Garret Keizer is the Episcopal priest of a small rural parish and the author of A Dresser of Sycamore Trees, an account of the years when he was a high school teacher and lay vicar of a congregation in Island Pond, Vermont. In this multidimensional collection of essays he speaks out "in petulant resistance to the idea that anger is an emotion with no rightful place in the life of a Christian or in the emotional repertoire of any evolved human being."
Keizer begins with the legacy in his family of "Dutch temper" passed down from father to son along with a healthy sense of Christian remorse. The author sees himself as an angry man for three reasons: "1. My anger has often seemed out of proportion-that is ,too great or too little, but more often too great-for the occasion that gave rise to it. 2. My anger has more often distressed those I love and who love me than it has affected those at whom I was angry. 3. My anger has not carried me far enough toward changing what legitimately enrages me. In fact, the anger often saps the conviction." Anyone who reads these words will identify with some of the perplexity and shame that Keizer feels. They will also be impressed by the author's honesty in admitting to these feelings and acknowledging these flaws.
In the writings of the Desert Fathers there is this entry: "Abbot Ammonas said that he had spent fourteen years in Scete praying to God day and night to be delivered from anger." This is an emotion with lots of firepower and energy attached to it. Oddly enough, solitude brings us in close contact with anger and our inherent capacity for violence. Keizer quotes a passage from May Sarton in her journals: "Now I hope to break through into the rocky depths, to the matrix itself. There is violence there and anger never resolved."
In his conscientious effort to break through into his own depths and to survey the private and public lives of others, the author includes chapters on anger in the Lord, in the head, in the house, in the church, and in the world. There are bits on Jonah, Arthur Miller's Death of a Salesman, Agamemnon, Medea and Sethe, and more. Keizer does a fine job covering the mentality and unreality of anger when things get blown out of proportion. He makes an especially perspicacious analysis of road rage: "Road rage is typically a loss of reality. Both the perceived offense and the response to it are completely out of proportion. Someone cuts you off, and suddenly you want to cut her throat. Someone seizes an advantage, and you're ready to hunt him down like prey. . . . The person who takes advantage of an opening in traffic is a pushy bastard; the person who checks my doing the same thing is an uptight jerk. If I'm lost, the other driver has no patience; if the other driver's lost, I have no time. The only thing real in this picture is me. There are plenty of out-of-car examples of this kind of meanness and madness, to be sure, but rage on the road offers one of the best illustrations I know of the connection between egotism, anger and too little else in the concrete world of creation."
Keizer points out the positive uses of anger by the prophets and the contemporary worth of righteous indignation.

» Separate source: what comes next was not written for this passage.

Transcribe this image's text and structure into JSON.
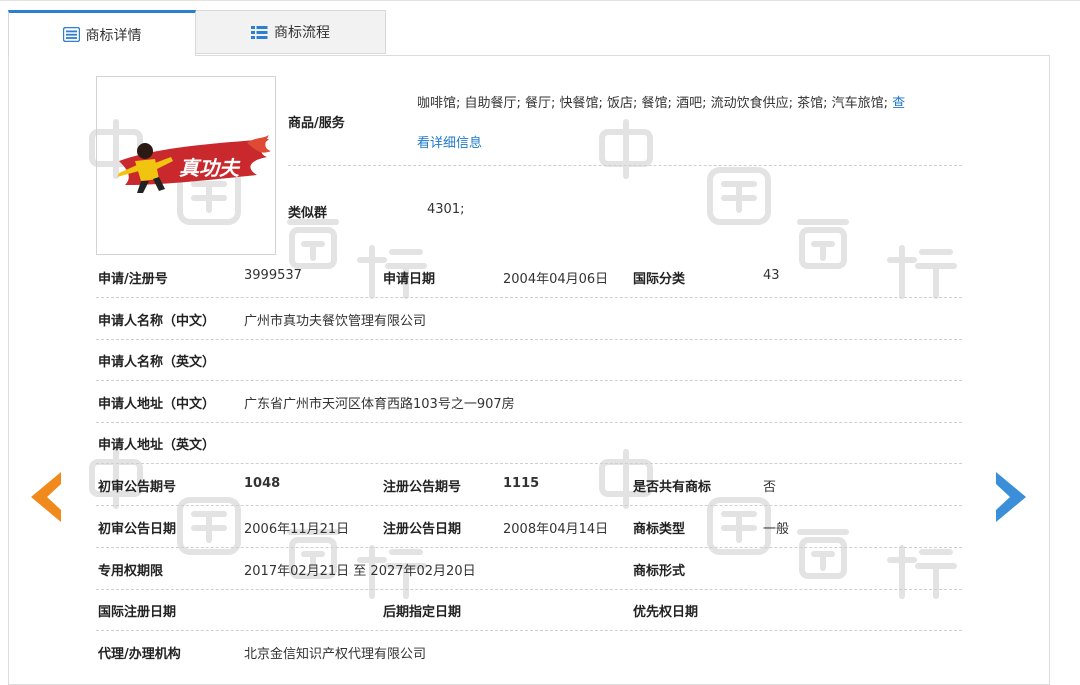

But in the last analysis, he defines anger rather well as "nothing more than a hasty judgment registered as a nasty emotion." It behooves us as Christians to discern our brothers and sisters in the angry people we come across and to try to imagine the pain that drives them to rage or worse. Keizer concludes by admonishing us to "cultivate a more generous attitude, a more liberal heart."